— Matthew Tostevin (@TostevinM) February 21, 2021
Across the country, citizens have been protesting nonstop. These efforts have been the largest since the 2007 Saffron Revolution, where thousands of monks took to the streets to openly criticize the military junta.
Myawaddy, Kayin State, Myanmar.
😲💪#WhatsHappeningInMyanmar #Feb21Coup pic.twitter.com/lORvjHa7RH
— Dls (@Dls59090588) February 21, 2021
Citizens from all walks of life have flocked to the streets to join the protest efforts, including lawyers, teachers, students, government works, among many others. According to reports, 593 people have been detained as of 22 February 2021.
Similar to what happened during the Philippines’ People Power Revolution, people are also offering prayers for people who have passed away or are missing.
In this evening, Myanmar citizens around the country, prayed for those who failed in the battle of Democracy by lightening up the candles. This is in Monywa.#Feb21Coup #WhatsHappeningInMyanmar
STOP TERRORISM pic.twitter.com/VhrmVgIJvC
— COtTon’s MOcHi (@Zuns85418428) February 21, 2021
What is the international reaction?
United Nations Secretary General António Guterres released a statement voicing his “grave concern” over the events. “These developments represent a serious blow to democratic reforms in Myanmar,” he said. He also called for “respect [for] the will of the people and adher[ance] to democractic norms” from the military junta.
Several countries have also expressed condemnation for the military coup, including the United States, United Kingdom, European Union, and Australia.
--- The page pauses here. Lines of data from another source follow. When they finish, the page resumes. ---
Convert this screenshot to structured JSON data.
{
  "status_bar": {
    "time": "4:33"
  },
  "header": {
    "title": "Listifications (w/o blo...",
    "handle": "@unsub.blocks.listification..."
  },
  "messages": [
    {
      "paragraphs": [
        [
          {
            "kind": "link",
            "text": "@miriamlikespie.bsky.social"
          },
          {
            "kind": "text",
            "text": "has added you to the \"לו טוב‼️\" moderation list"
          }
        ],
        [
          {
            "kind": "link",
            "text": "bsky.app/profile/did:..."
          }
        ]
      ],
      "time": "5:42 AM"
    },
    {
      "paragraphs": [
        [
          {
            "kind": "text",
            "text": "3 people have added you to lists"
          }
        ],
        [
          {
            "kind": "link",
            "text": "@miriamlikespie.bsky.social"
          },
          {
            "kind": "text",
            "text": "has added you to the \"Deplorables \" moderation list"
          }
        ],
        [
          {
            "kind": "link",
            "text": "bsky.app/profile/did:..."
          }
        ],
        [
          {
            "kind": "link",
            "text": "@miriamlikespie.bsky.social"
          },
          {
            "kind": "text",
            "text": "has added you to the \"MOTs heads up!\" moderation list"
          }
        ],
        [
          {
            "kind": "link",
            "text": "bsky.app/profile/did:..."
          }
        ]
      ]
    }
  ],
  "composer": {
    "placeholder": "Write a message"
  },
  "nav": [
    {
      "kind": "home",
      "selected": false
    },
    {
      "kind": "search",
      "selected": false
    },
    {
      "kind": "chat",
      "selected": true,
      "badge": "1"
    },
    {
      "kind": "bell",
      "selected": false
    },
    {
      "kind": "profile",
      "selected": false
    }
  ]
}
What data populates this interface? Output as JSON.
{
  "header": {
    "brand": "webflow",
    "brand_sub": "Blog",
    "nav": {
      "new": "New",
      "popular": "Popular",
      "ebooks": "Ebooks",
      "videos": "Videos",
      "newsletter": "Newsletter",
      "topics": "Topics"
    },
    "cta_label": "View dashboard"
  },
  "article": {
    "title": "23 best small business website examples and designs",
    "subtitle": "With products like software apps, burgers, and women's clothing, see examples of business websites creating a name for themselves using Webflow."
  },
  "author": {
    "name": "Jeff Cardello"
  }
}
Neighboring countries like Cambodia and Thailand have said the events are an “internal matter.”
The Philippines had the same stance in the early days of the coup, but had supported the “complete restoration of the status quo” in Myanmar on 9 February 2021. However, the Philippines didn’t join the United Nations Human Rights Council resolution deploring the military coup, citing support for Myanmar’s “sovereignty and territorial integrity.”
How is the Philippines affected?
Myanmar may seem like a faraway land to you right now, but many fellow Filipinos call that country their present home. In Myanmar, there are 1,273 Filipinos as of June 2020, according to the numbers from the Department of Foreign Affairs. Some work in UN agencies and other international organizations, while many work in the manufacturing industry.
There have been efforts to bring them home since March 2020 due to the pandemic. But now, with the recent changes in Myanmar’s political situation, the need is ever more urgent.
The DFA is working to bring home the Filipinos remaining there. Just last 15 February 2021, 139 Filipinos have been repatriated, 11 of which are dependent children while four are dependent parents.
— DFA Philippines (@DFAPHL) February 15, 2021
Should the situation escalate, Philippine Ambassador to Myanmar Eduardo Kapunan Jr. said he was authorized to take “drastic measures”. This included evacuating all Filipinos from the country and even closing down the embassy.
In addition to bringing home Filipinos, DFA Secretary Teddy Locsin Jr. shared that President Rodrigo Duterte is offering “refuge for Rohingya” amid the political upheaval.
What are your thoughts on the current situation in Myanmar?